I’m surprised by how little reaction to this story has cropped up amongst the social spaces I inhabit online:
> I didn’t, but I explained I was a journalist for [The Independent](http://www.independent.co.uk/ "The Independent") looking to speak to a man at an address in the area, who was standing as a candidate in the local elections, about allegations of postal vote fraud. “Can we see your note pad,” the boy asked.
> I declined and then the first punch came – landing straight on my nose, sending blood and tears streaming down my face. Then another. Then another.
> Isn’t trying to learn the truth about things, sometimes naively and foolishly, going where people who already know it all are too wise to venture, what journalism is all about?
*Yes*. And that’s why I think this might be a more important story than many that have washed over the media in this election campaign.

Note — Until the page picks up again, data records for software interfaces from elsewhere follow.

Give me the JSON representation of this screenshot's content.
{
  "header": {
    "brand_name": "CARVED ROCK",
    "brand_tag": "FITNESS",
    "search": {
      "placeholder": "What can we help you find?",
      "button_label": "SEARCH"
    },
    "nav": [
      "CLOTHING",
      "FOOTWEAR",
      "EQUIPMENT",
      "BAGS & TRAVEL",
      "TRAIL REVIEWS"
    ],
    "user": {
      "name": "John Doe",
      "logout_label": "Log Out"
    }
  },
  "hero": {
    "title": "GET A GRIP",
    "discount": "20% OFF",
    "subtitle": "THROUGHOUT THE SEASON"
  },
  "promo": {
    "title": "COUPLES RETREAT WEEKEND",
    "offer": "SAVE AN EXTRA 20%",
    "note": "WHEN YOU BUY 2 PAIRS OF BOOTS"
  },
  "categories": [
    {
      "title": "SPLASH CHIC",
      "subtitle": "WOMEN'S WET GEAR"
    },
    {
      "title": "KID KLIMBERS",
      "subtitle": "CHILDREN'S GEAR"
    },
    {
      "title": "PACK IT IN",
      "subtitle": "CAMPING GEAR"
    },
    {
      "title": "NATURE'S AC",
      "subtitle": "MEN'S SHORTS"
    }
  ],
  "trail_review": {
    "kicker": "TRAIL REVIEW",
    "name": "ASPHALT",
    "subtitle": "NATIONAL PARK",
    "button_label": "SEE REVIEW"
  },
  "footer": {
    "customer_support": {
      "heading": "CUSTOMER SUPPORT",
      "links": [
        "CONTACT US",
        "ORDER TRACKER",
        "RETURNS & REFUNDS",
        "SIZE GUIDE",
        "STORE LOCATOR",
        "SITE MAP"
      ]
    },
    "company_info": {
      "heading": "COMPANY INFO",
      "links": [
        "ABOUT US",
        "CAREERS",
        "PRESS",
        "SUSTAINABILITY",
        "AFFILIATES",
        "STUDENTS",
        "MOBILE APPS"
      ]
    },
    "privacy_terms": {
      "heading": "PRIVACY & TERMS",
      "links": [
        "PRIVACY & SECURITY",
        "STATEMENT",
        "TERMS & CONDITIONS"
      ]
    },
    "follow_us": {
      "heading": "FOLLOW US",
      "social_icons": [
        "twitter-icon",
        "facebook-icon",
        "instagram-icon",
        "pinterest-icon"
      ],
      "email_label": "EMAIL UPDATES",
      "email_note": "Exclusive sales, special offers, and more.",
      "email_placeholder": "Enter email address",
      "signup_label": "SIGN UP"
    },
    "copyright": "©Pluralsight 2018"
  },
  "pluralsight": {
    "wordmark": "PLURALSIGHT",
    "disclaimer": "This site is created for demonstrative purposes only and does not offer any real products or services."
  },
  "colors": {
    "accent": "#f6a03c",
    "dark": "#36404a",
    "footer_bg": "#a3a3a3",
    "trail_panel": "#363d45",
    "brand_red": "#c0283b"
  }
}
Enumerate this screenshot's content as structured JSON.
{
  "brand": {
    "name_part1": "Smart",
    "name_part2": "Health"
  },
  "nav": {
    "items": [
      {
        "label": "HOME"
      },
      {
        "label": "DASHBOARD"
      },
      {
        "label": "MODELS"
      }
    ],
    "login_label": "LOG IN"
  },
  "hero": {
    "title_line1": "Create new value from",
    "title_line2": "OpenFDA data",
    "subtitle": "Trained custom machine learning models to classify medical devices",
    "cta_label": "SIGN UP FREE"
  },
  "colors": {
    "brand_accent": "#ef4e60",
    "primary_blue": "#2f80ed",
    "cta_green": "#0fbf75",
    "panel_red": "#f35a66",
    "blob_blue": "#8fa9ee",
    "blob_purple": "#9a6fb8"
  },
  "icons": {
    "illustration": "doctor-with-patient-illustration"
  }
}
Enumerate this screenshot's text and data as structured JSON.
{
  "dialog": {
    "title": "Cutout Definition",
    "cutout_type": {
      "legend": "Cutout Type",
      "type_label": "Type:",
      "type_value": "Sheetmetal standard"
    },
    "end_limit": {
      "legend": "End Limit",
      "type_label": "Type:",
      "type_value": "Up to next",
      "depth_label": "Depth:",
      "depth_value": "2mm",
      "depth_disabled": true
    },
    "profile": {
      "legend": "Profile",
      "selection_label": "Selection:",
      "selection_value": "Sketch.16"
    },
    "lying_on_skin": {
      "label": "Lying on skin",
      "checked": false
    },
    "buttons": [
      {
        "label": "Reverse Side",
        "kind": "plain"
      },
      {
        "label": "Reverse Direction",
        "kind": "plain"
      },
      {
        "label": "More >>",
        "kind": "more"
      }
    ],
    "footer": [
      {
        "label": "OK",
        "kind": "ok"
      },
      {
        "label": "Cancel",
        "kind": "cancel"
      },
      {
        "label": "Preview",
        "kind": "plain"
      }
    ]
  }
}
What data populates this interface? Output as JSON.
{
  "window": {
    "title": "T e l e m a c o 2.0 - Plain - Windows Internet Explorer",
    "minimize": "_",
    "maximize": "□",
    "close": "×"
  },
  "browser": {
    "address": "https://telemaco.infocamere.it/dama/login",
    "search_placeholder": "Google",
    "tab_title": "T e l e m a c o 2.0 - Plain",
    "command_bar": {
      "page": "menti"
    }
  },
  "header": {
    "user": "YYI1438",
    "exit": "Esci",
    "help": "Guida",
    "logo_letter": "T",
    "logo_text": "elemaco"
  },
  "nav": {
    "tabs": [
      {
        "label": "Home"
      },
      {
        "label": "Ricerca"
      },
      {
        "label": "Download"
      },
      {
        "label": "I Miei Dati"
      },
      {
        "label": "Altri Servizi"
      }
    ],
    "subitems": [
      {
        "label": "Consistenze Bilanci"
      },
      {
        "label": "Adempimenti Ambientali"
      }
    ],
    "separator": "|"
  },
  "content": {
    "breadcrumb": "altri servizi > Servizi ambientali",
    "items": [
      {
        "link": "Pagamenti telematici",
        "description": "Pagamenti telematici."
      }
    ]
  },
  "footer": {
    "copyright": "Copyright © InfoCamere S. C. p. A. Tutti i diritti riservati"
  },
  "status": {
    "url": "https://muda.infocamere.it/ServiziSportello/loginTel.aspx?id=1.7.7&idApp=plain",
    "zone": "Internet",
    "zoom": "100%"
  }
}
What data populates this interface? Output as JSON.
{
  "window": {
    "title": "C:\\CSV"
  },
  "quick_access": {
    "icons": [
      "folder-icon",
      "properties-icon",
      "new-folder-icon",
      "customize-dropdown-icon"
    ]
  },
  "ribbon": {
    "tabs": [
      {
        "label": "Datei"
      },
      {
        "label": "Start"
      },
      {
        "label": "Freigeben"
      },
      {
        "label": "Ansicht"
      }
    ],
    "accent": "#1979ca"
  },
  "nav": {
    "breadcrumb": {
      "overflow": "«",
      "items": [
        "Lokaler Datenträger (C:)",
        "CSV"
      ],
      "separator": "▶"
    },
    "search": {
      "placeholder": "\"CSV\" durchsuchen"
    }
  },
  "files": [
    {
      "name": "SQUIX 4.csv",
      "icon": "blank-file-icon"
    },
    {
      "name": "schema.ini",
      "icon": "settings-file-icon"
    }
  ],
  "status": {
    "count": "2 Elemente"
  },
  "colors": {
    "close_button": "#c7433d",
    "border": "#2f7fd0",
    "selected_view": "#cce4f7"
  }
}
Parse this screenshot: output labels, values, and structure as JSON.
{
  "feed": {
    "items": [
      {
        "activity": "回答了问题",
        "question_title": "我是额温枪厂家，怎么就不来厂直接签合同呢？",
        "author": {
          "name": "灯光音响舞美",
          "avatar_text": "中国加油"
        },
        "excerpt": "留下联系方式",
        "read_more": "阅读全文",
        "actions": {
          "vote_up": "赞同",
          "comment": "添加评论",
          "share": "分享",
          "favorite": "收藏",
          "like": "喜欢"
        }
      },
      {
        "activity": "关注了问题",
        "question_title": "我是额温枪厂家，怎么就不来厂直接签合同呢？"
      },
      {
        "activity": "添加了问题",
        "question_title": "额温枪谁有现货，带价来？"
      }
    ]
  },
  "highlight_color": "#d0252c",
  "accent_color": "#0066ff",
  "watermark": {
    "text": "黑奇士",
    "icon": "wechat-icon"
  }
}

[![Reblog this post [with Zemanta]](https://i2.wp.com/www.onemanandhisblog.com/content/images/2010/05/reblog_c8.png?w=960)](http://reblog.zemanta.com/zemified/b3097ace-867a-4dc6-a646-7f905192cbee/ "Reblog this post [with Zemanta]")
You might also like...
On the Harry & Meghan interview and the UK press
Some reactions from UK media to the accusations of racism levelled during the Oprah interview.
1 min read
Social & Digital coffee break: escaping the Facebook shadow
It’s not really a surprise that Facebook can’t be trusted — but are we really taking the steps we need to end our additions to it? This, and many other useful topics in today’s digest.
7 min read
Poor story construction can spread COVID-19 misinformation
Why poor story structure is going to make some people scared of bank notes.
3 min read
The need for intelligent skepticism, proved through links
Can you trust your commenters? Can you trust your transcription service? In the digital world, here be dragons…
4 min read
Schadenfreude as a personal indulgence, not a public performance
You might be enjoying Trump's illness — but does posting about it actually help anyone?